Yet, socialist and progressive TikTok hasn’t been around long enough to have much impact on electoral politics. But if Collins wins his primary, it would be a watershed moment for the community and potentially the start of something much larger.
Collins has also gotten a significant boost from TikTok’s content recommendation algorithm. Collins’ comment sections are littered with users writing “fyp.” It’s how users let creators know that their videos landed on TikTok’s coveted For You page, an endless feed of videos tailored to a user’s specific tastes, and it’s a huge source of new followers for anyone who makes it on. No one knows exactly what it takes for your content to make it on that feed, but it’s where most video and creator discovery takes place. TikTok’s parent company, ByteDance, won’t discuss the algorithm in public, which makes developing a successful strategy for the platform difficult. In particular, it’s unclear how much the algorithm is localized: if you live in Tacoma, do you see more Tacoma-area TikToks? Some users have noticed the phenomenon, and it could work in Collins’ favor. It costs money for candidates and brands to geographically target their ads on platforms like Facebook and Twitter. For a candidate who can’t afford these kinds of ads, TikTok could be the frugal option. (TikTok declined to comment for this story.)
TikTok and Discord alone won’t be enough to get Collins to Congress.
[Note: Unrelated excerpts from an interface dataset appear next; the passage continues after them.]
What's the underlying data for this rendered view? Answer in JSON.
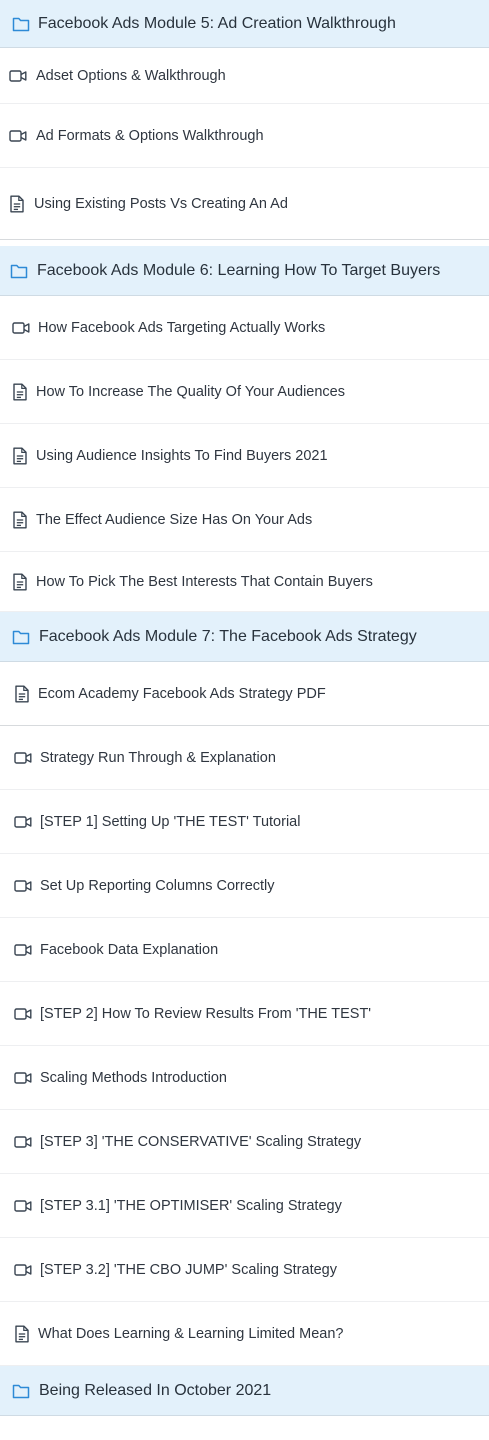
{
  "colors": {
    "module_bg": "#e3f1fb",
    "module_icon": "#2d8ad6",
    "lesson_icon": "#3a4552",
    "text": "#2f3640"
  },
  "rows": [
    {
      "type": "module",
      "icon": "folder-icon",
      "label": "Facebook Ads Module 5: Ad Creation Walkthrough"
    },
    {
      "type": "lesson",
      "icon": "video-icon",
      "label": "Adset Options & Walkthrough"
    },
    {
      "type": "lesson",
      "icon": "video-icon",
      "label": "Ad Formats & Options Walkthrough"
    },
    {
      "type": "lesson",
      "icon": "document-icon",
      "label": "Using Existing Posts Vs Creating An Ad"
    },
    {
      "type": "module",
      "icon": "folder-icon",
      "label": "Facebook Ads Module 6: Learning How To Target Buyers"
    },
    {
      "type": "lesson",
      "icon": "video-icon",
      "label": "How Facebook Ads Targeting Actually Works"
    },
    {
      "type": "lesson",
      "icon": "document-icon",
      "label": "How To Increase The Quality Of Your Audiences"
    },
    {
      "type": "lesson",
      "icon": "document-icon",
      "label": "Using Audience Insights To Find Buyers 2021"
    },
    {
      "type": "lesson",
      "icon": "document-icon",
      "label": "The Effect Audience Size Has On Your Ads"
    },
    {
      "type": "lesson",
      "icon": "document-icon",
      "label": "How To Pick The Best Interests That Contain Buyers"
    },
    {
      "type": "module",
      "icon": "folder-icon",
      "label": "Facebook Ads Module 7: The Facebook Ads Strategy"
    },
    {
      "type": "lesson",
      "icon": "document-icon",
      "label": "Ecom Academy Facebook Ads Strategy PDF"
    },
    {
      "type": "lesson",
      "icon": "video-icon",
      "label": "Strategy Run Through & Explanation"
    },
    {
      "type": "lesson",
      "icon": "video-icon",
      "label": "[STEP 1] Setting Up 'THE TEST' Tutorial"
    },
    {
      "type": "lesson",
      "icon": "video-icon",
      "label": "Set Up Reporting Columns Correctly"
    },
    {
      "type": "lesson",
      "icon": "video-icon",
      "label": "Facebook Data Explanation"
    },
    {
      "type": "lesson",
      "icon": "video-icon",
      "label": "[STEP 2] How To Review Results From 'THE TEST'"
    },
    {
      "type": "lesson",
      "icon": "video-icon",
      "label": "Scaling Methods Introduction"
    },
    {
      "type": "lesson",
      "icon": "video-icon",
      "label": "[STEP 3] 'THE CONSERVATIVE' Scaling Strategy"
    },
    {
      "type": "lesson",
      "icon": "video-icon",
      "label": "[STEP 3.1] 'THE OPTIMISER' Scaling Strategy"
    },
    {
      "type": "lesson",
      "icon": "video-icon",
      "label": "[STEP 3.2] 'THE CBO JUMP' Scaling Strategy"
    },
    {
      "type": "lesson",
      "icon": "document-icon",
      "label": "What Does Learning & Learning Limited Mean?"
    },
    {
      "type": "module",
      "icon": "folder-icon",
      "label": "Being Released In October 2021"
    }
  ]
}
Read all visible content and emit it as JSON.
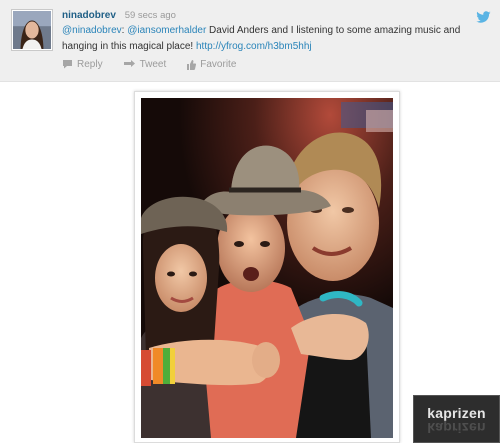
{
  "tweet": {
    "username": "ninadobrev",
    "timestamp": "59 secs ago",
    "text_parts": {
      "mention1": "@ninadobrev",
      "colon": ": ",
      "mention2": "@iansomerhalder",
      "body": " David Anders and I listening to some amazing music and hanging in this magical place! ",
      "url": "http://yfrog.com/h3bm5hhj"
    },
    "actions": {
      "reply": "Reply",
      "retweet": "Tweet",
      "favorite": "Favorite"
    },
    "icons": {
      "service": "twitter-bird-icon",
      "reply": "reply-icon",
      "retweet": "retweet-icon",
      "favorite": "thumbs-up-icon"
    },
    "colors": {
      "username": "#1f5f86",
      "link": "#2a84b9",
      "card_bg": "#efefef",
      "action_text": "#9b9b9b"
    }
  },
  "watermark": {
    "text": "kaprizen"
  }
}
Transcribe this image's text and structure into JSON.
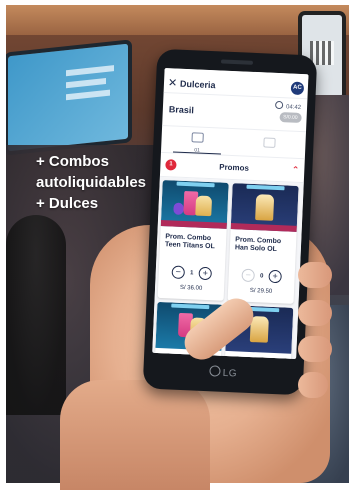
{
  "promo_text": {
    "line1": "+ Combos",
    "line2": "autoliquidables",
    "line3": "+ Dulces"
  },
  "app": {
    "title": "Dulceria",
    "avatar_initials": "AC",
    "close_icon": "close-icon",
    "location": "Brasil",
    "timer": "04:42",
    "cart_total": "S/0.00",
    "tab_count": "01",
    "section_number": "1",
    "section_title": "Promos",
    "section_chevron": "chevron-up-icon"
  },
  "products": [
    {
      "name": "Prom. Combo Teen Titans OL",
      "quantity": "1",
      "price": "S/ 36.00"
    },
    {
      "name": "Prom. Combo Han Solo OL",
      "quantity": "0",
      "price": "S/ 29.50"
    }
  ],
  "device": {
    "brand": "LG"
  },
  "colors": {
    "accent_red": "#e0283b",
    "navy": "#1e2a4a",
    "avatar_blue": "#1f3a7a"
  }
}
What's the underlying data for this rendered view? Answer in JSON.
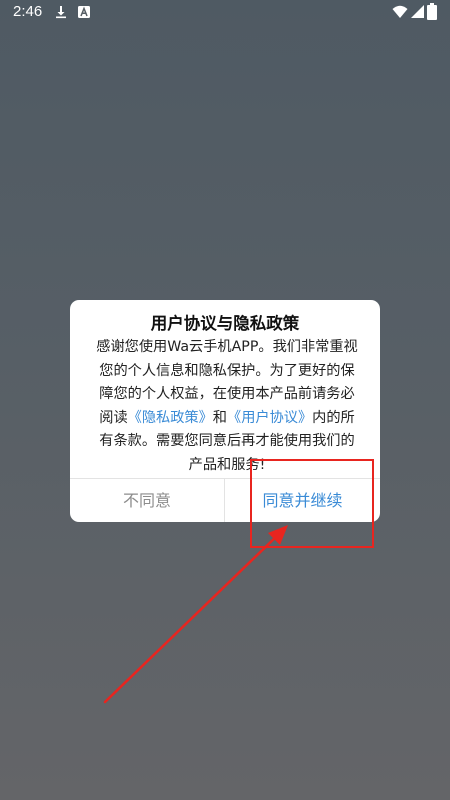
{
  "status_bar": {
    "time": "2:46",
    "icons": [
      "download-icon",
      "a-app-icon",
      "wifi-icon",
      "signal-icon",
      "battery-icon"
    ]
  },
  "dialog": {
    "title": "用户协议与隐私政策",
    "body_text_1": "感谢您使用Wa云手机APP。我们非常重视您的个人信息和隐私保护。为了更好的保障您的个人权益，在使用本产品前请务必阅读",
    "privacy_link": "《隐私政策》",
    "and_text": "和",
    "user_agreement_link": "《用户协议》",
    "body_text_2": "内的所有条款。需要您同意后再才能使用我们的产品和服务!",
    "disagree_button": "不同意",
    "agree_button": "同意并继续"
  },
  "colors": {
    "link": "#3a8bd6",
    "annotation": "#e8251f",
    "disagree": "#8c8c8c"
  }
}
According to census numbers, less than 10 percent of his district’s voters can be considered members of Generation Z, and 90 percent of the US has never used TikTok. There’s still no substitute for conventional campaign work: handing out pamphlets, speaking at local events, and shaking hands.
But while TikTok can’t promise Collins’ success, it helps him raise money from people outside of his district who share his vision and want to see more people like him in government. It makes his local campaign a national spectacle. People across the country who otherwise would have never known about his campaign donate to him. After his videos go viral, the Collins campaign always sees an uptick in donations. That money goes toward gas, printing posters, and doing the groundwork his campaign so desperately needs.
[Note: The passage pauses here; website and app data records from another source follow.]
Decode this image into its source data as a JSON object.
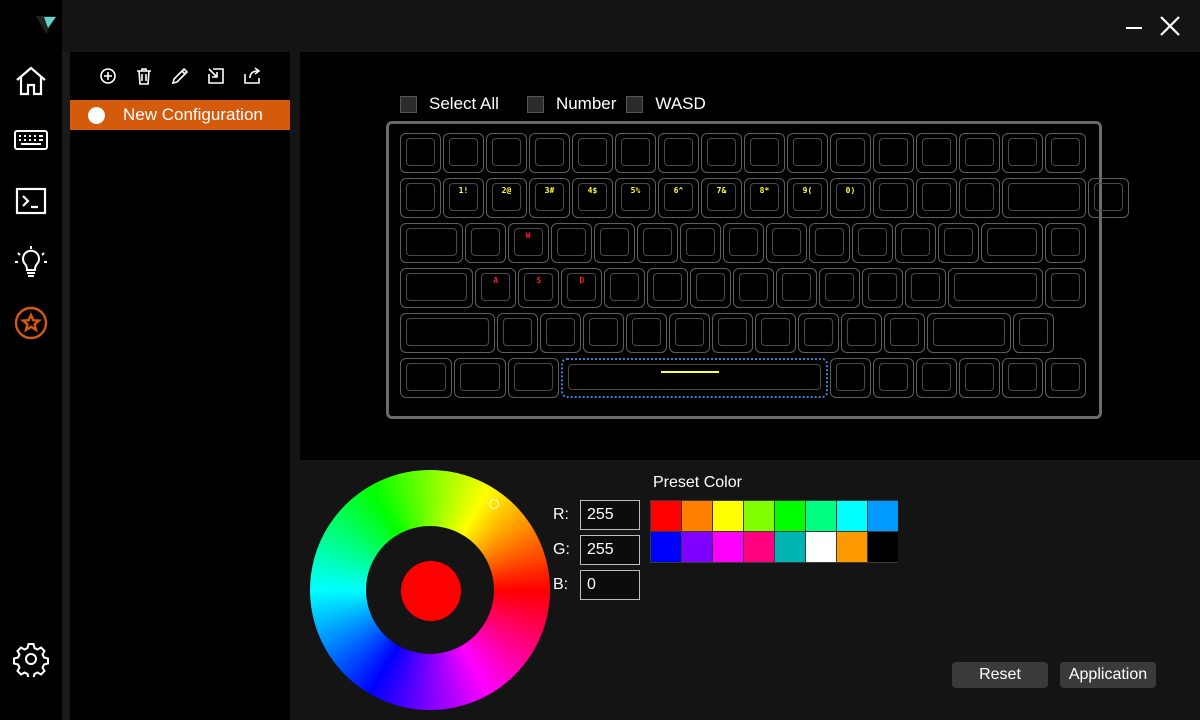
{
  "rail": {
    "items": [
      {
        "name": "home-icon"
      },
      {
        "name": "keyboard-icon"
      },
      {
        "name": "terminal-icon"
      },
      {
        "name": "lightbulb-icon"
      },
      {
        "name": "star-badge-icon"
      }
    ],
    "settings_icon": "gear-icon"
  },
  "config": {
    "toolbar": [
      "add-icon",
      "delete-icon",
      "edit-icon",
      "import-icon",
      "export-icon"
    ],
    "items": [
      {
        "label": "New Configuration"
      }
    ]
  },
  "main": {
    "select": {
      "select_all": "Select All",
      "number": "Number",
      "wasd": "WASD"
    },
    "keyboard": {
      "number_legends": [
        "1!",
        "2@",
        "3#",
        "4$",
        "5%",
        "6^",
        "7&",
        "8*",
        "9(",
        "0)"
      ],
      "wasd_legends": [
        "W",
        "A",
        "S",
        "D"
      ]
    }
  },
  "color": {
    "r_label": "R:",
    "g_label": "G:",
    "b_label": "B:",
    "r_value": "255",
    "g_value": "255",
    "b_value": "0",
    "preview_color": "#ff0000",
    "preset_title": "Preset Color",
    "presets": [
      "#ff0000",
      "#ff8000",
      "#ffff00",
      "#80ff00",
      "#00ff00",
      "#00ff80",
      "#00ffff",
      "#0099ff",
      "#0000ff",
      "#8000ff",
      "#ff00ff",
      "#ff0080",
      "#00b3b3",
      "#ffffff",
      "#ff9900",
      "#000000"
    ],
    "reset": "Reset",
    "apply": "Application"
  },
  "accent": "#d45a0c"
}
“I grew up with the internet and I know how everything works, but it’s a lot more than that,” Collins said. “My online personality is me, even as a candidate. I don’t talk like a politician, I don’t post like one, and regular people can tell the difference between a canned social media strategy and a candidate who’s accessible online.”Original Article ©Copyrights theverge.com